©2013 EurekaStreet.com.au

74

Volume 22 Issue: 24 21 December 2012

Pro-business governments reversing Eureka Stockade achievement EDITORIAL Michael Mullins Today is the 158th anniversary of the Eureka Stockade rebellion, in which around 500 miners rose against British colonial authority on the goldfields at Ballarat. It is often described as the birth of Australian democracy and the ‘fair go’. Peter Fitzsimons, who revisits the event in his new book The Unfinished Revolution, explains the cause as resentment towards the government, which was granting wealthy squatters use of large tracts of land for a pittance — 3000 acres for £10 — while the often dirt poor miners were having to pay 30 shillings to lease their 64 square feet mining plots.
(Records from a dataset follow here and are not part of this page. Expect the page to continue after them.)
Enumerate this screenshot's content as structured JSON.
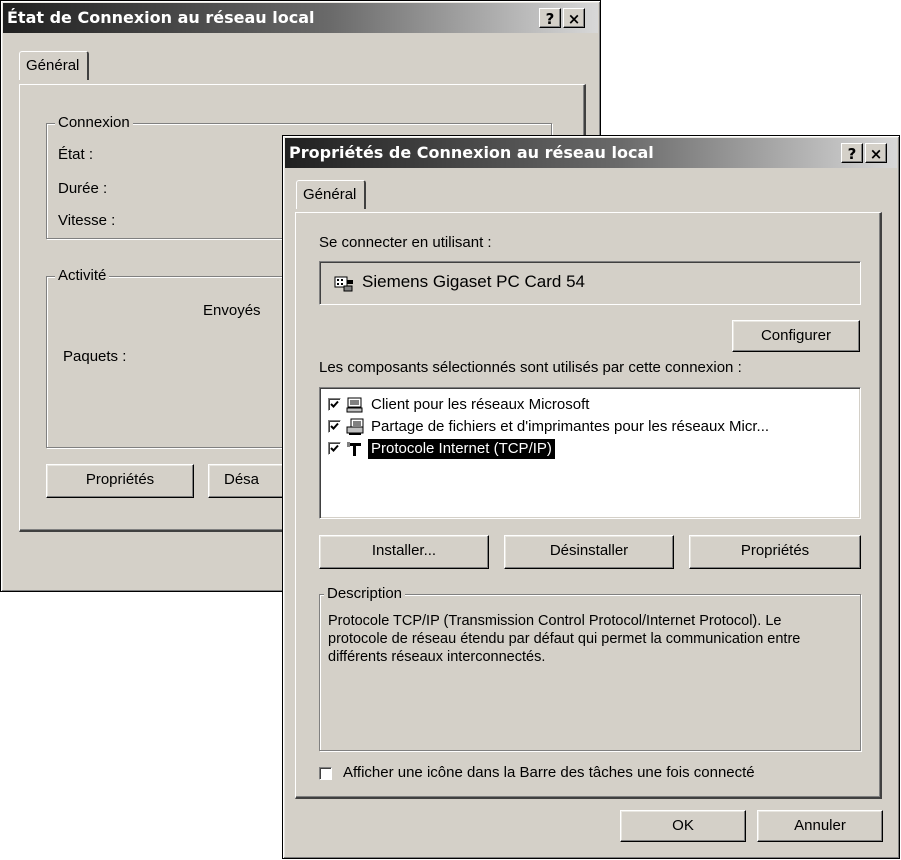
{
  "status_window": {
    "title": "État de Connexion au réseau local",
    "help_btn": "?",
    "close_btn": "×",
    "tab": "Général",
    "connexion_group": "Connexion",
    "etat_label": "État :",
    "duree_label": "Durée :",
    "vitesse_label": "Vitesse :",
    "activite_group": "Activité",
    "envoyes_label": "Envoyés",
    "paquets_label": "Paquets :",
    "proprietes_btn": "Propriétés",
    "desactiver_btn": "Désa"
  },
  "props_window": {
    "title": "Propriétés de Connexion au réseau local",
    "help_btn": "?",
    "close_btn": "×",
    "tab": "Général",
    "connect_using_label": "Se connecter en utilisant :",
    "adapter_name": "Siemens Gigaset PC Card 54",
    "configure_btn": "Configurer",
    "components_label": "Les composants sélectionnés sont utilisés par cette connexion :",
    "components": [
      {
        "label": "Client pour les réseaux Microsoft",
        "checked": true,
        "icon": "network-client-icon"
      },
      {
        "label": "Partage de fichiers et d'imprimantes pour les réseaux Micr...",
        "checked": true,
        "icon": "file-printer-sharing-icon"
      },
      {
        "label": "Protocole Internet (TCP/IP)",
        "checked": true,
        "icon": "protocol-icon",
        "selected": true
      }
    ],
    "install_btn": "Installer...",
    "uninstall_btn": "Désinstaller",
    "properties_btn": "Propriétés",
    "description_group": "Description",
    "description_text": "Protocole TCP/IP (Transmission Control Protocol/Internet Protocol). Le protocole de réseau étendu par défaut qui permet la communication entre différents réseaux interconnectés.",
    "tray_icon_label": "Afficher une icône dans la Barre des tâches une fois connecté",
    "tray_icon_checked": false,
    "ok_btn": "OK",
    "cancel_btn": "Annuler"
  }
}
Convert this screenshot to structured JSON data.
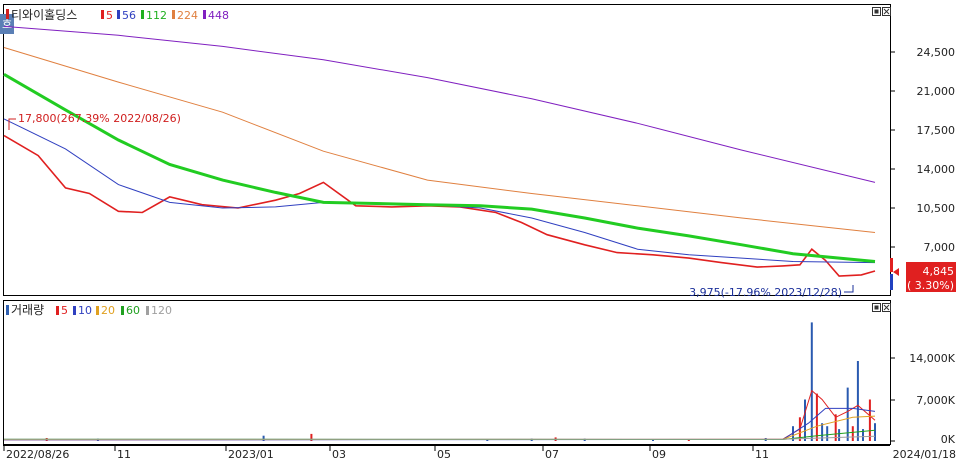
{
  "price_panel": {
    "legend": [
      {
        "text": "티와이홀딩스",
        "color": "#222222"
      },
      {
        "text": "5",
        "color": "#e02020"
      },
      {
        "text": "56",
        "color": "#3040c0"
      },
      {
        "text": "112",
        "color": "#20b020"
      },
      {
        "text": "224",
        "color": "#e08040"
      },
      {
        "text": "448",
        "color": "#8020c0"
      }
    ],
    "badge": "호",
    "high_annotation": "17,800(267.39% 2022/08/26)",
    "low_annotation": "3,975(-17.96% 2023/12/28)",
    "current_price": "4,845",
    "current_change": "( 3.30%)",
    "y_ticks": [
      "24,500",
      "21,000",
      "17,500",
      "14,000",
      "10,500",
      "7,000"
    ]
  },
  "volume_panel": {
    "legend": [
      {
        "text": "거래량",
        "color": "#222222"
      },
      {
        "text": "5",
        "color": "#e02020"
      },
      {
        "text": "10",
        "color": "#3040c0"
      },
      {
        "text": "20",
        "color": "#e0a020"
      },
      {
        "text": "60",
        "color": "#20a020"
      },
      {
        "text": "120",
        "color": "#a0a0a0"
      }
    ],
    "y_ticks": [
      "14,000K",
      "7,000K",
      "0K"
    ]
  },
  "x_axis": {
    "labels": [
      "2022/08/26",
      "11",
      "2023/01",
      "03",
      "05",
      "07",
      "09",
      "11",
      "2024/01/18"
    ]
  },
  "chart_data": {
    "type": "line",
    "x_range": [
      "2022/08/26",
      "2024/01/18"
    ],
    "price": {
      "ylim": [
        3500,
        27500
      ],
      "series": [
        {
          "name": "5",
          "color": "#e02020",
          "x": [
            "2022/08/26",
            "2022/09/15",
            "2022/10/01",
            "2022/10/15",
            "2022/11/01",
            "2022/11/15",
            "2022/12/01",
            "2022/12/20",
            "2023/01/10",
            "2023/02/01",
            "2023/02/15",
            "2023/03/01",
            "2023/03/20",
            "2023/04/10",
            "2023/05/01",
            "2023/05/20",
            "2023/06/10",
            "2023/06/25",
            "2023/07/10",
            "2023/08/01",
            "2023/08/20",
            "2023/09/10",
            "2023/10/01",
            "2023/10/20",
            "2023/11/10",
            "2023/11/25",
            "2023/12/05",
            "2023/12/12",
            "2023/12/20",
            "2023/12/28",
            "2024/01/10",
            "2024/01/18"
          ],
          "values": [
            17000,
            15200,
            12300,
            11800,
            10200,
            10100,
            11500,
            10800,
            10500,
            11200,
            11800,
            12800,
            10700,
            10600,
            10700,
            10600,
            10100,
            9200,
            8100,
            7200,
            6500,
            6300,
            6000,
            5600,
            5200,
            5300,
            5400,
            6800,
            5800,
            4400,
            4500,
            4845
          ]
        },
        {
          "name": "56",
          "color": "#3040c0",
          "x": [
            "2022/08/26",
            "2022/10/01",
            "2022/11/01",
            "2022/12/01",
            "2023/01/01",
            "2023/02/01",
            "2023/03/01",
            "2023/04/01",
            "2023/05/01",
            "2023/06/01",
            "2023/07/01",
            "2023/08/01",
            "2023/09/01",
            "2023/10/01",
            "2023/11/01",
            "2023/12/01",
            "2024/01/18"
          ],
          "values": [
            18500,
            15800,
            12600,
            11000,
            10500,
            10600,
            11000,
            10900,
            10800,
            10500,
            9600,
            8300,
            6800,
            6300,
            6000,
            5700,
            5600
          ]
        },
        {
          "name": "112",
          "color": "#22cc22",
          "x": [
            "2022/08/26",
            "2022/10/01",
            "2022/11/01",
            "2022/12/01",
            "2023/01/01",
            "2023/02/01",
            "2023/03/01",
            "2023/04/01",
            "2023/05/01",
            "2023/06/01",
            "2023/07/01",
            "2023/08/01",
            "2023/09/01",
            "2023/10/01",
            "2023/11/01",
            "2023/12/01",
            "2024/01/18"
          ],
          "values": [
            22500,
            19300,
            16600,
            14400,
            13000,
            11900,
            11000,
            10900,
            10800,
            10700,
            10400,
            9600,
            8700,
            8000,
            7200,
            6400,
            5700
          ]
        },
        {
          "name": "224",
          "color": "#e08040",
          "x": [
            "2022/08/26",
            "2022/11/01",
            "2023/01/01",
            "2023/03/01",
            "2023/05/01",
            "2023/07/01",
            "2023/09/01",
            "2023/11/01",
            "2024/01/18"
          ],
          "values": [
            24900,
            21800,
            19100,
            15600,
            13000,
            11800,
            10700,
            9600,
            8300
          ]
        },
        {
          "name": "448",
          "color": "#8020c0",
          "x": [
            "2022/08/26",
            "2022/11/01",
            "2023/01/01",
            "2023/03/01",
            "2023/05/01",
            "2023/07/01",
            "2023/09/01",
            "2023/11/01",
            "2024/01/18"
          ],
          "values": [
            26800,
            26000,
            25000,
            23800,
            22200,
            20300,
            18100,
            15700,
            12800
          ]
        }
      ]
    },
    "volume": {
      "ylim": [
        0,
        22000
      ],
      "unit": "K",
      "bars": {
        "x": [
          "2022/09/20",
          "2022/10/20",
          "2023/01/25",
          "2023/02/22",
          "2023/06/05",
          "2023/07/01",
          "2023/07/15",
          "2023/08/01",
          "2023/09/10",
          "2023/10/01",
          "2023/11/15",
          "2023/12/01",
          "2023/12/05",
          "2023/12/08",
          "2023/12/12",
          "2023/12/15",
          "2023/12/18",
          "2023/12/21",
          "2023/12/26",
          "2023/12/28",
          "2024/01/02",
          "2024/01/05",
          "2024/01/08",
          "2024/01/11",
          "2024/01/15",
          "2024/01/18"
        ],
        "values": [
          500,
          400,
          900,
          1200,
          300,
          400,
          600,
          400,
          300,
          300,
          500,
          2500,
          4000,
          7000,
          20000,
          8000,
          3000,
          2500,
          4500,
          2000,
          9000,
          2500,
          13500,
          2000,
          7000,
          3000
        ]
      },
      "series": [
        {
          "name": "5",
          "color": "#e02020",
          "x": [
            "2022/08/26",
            "2023/11/25",
            "2023/12/05",
            "2023/12/12",
            "2023/12/18",
            "2023/12/26",
            "2024/01/02",
            "2024/01/08",
            "2024/01/18"
          ],
          "values": [
            200,
            300,
            2000,
            8500,
            7000,
            4000,
            5000,
            6000,
            3500
          ]
        },
        {
          "name": "10",
          "color": "#3040c0",
          "x": [
            "2022/08/26",
            "2023/11/25",
            "2023/12/10",
            "2023/12/20",
            "2024/01/05",
            "2024/01/18"
          ],
          "values": [
            200,
            250,
            3000,
            5500,
            5500,
            5000
          ]
        },
        {
          "name": "20",
          "color": "#e0a020",
          "x": [
            "2022/08/26",
            "2023/11/25",
            "2023/12/15",
            "2024/01/05",
            "2024/01/18"
          ],
          "values": [
            250,
            250,
            2500,
            4000,
            4200
          ]
        },
        {
          "name": "60",
          "color": "#20a020",
          "x": [
            "2022/08/26",
            "2023/11/25",
            "2023/12/15",
            "2024/01/18"
          ],
          "values": [
            300,
            250,
            900,
            1800
          ]
        },
        {
          "name": "120",
          "color": "#a0a0a0",
          "x": [
            "2022/08/26",
            "2023/11/25",
            "2024/01/18"
          ],
          "values": [
            300,
            300,
            800
          ]
        }
      ]
    }
  }
}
The squatters controlled the government and the miners had no influence. The former built large pastoral empires and became very wealthy. In 1839, a group got together to establish the Melbourne Club, which still exists as a meeting place for Australia’s richest and most powerful men. Like James Packer. Packer has successfully lobbied the NSW Government to back his proposal for a $1 billion casino and hotel complex at Barangaroo, on the edge of Sydney Harbour, with no competitive tender. It fits the Government’s Unsolicited Proposals policy, and has bipartisan support. Packer responded : ‘I’m incredibly grateful to the Labor Party for not playing party politics and I’m incredibly grateful to Premier O’Farrell and the Liberal Party for doing what it has done.’ He also has wide support from other influential politicians and business people who possibly believe they can benefit from his investment’s boost to the tourism sector. But other voices including commentator Mike Carlton and former premier Kristina Keneally are concerned that ordinary people have been cut out. Carlton said : ‘Barangaroo is public space, owned by the people of this state, who are entitled to the final say in what happens there. Yet before a sod has been turned, the normal checks and balances have been tossed overboard.’ The NSW Government website says the Unsolicited Proposals policy’s ‘key objective is to provide consistency and certainty to private sector participants’. Private sector investment is an easy option for governments around the country that face the challenge of having to catch up on decades of underinvestment in public infrastructure. Packer is funding much of the transformation of the industrial wasteland into a thriving modern urban hub. But in the end, it will belong to him and not the people, and its management will be geared towards increasing his personal wealth ©2013 EurekaStreet.com.au

75

Volume 22 Issue: 24 21 December 2012

and influence, and not the common good. It amounts to a reversal of the enfranchisement of the people which was the achievement of the Eureka Stockade. Former Victorian premier Steve Bracks called Eureka ‘a catalyst for the rapid evolution of democratic government in this country’ and ‘a national symbol of the right of the people to have a say in how they are governed’.

©2013 EurekaStreet.com.au

76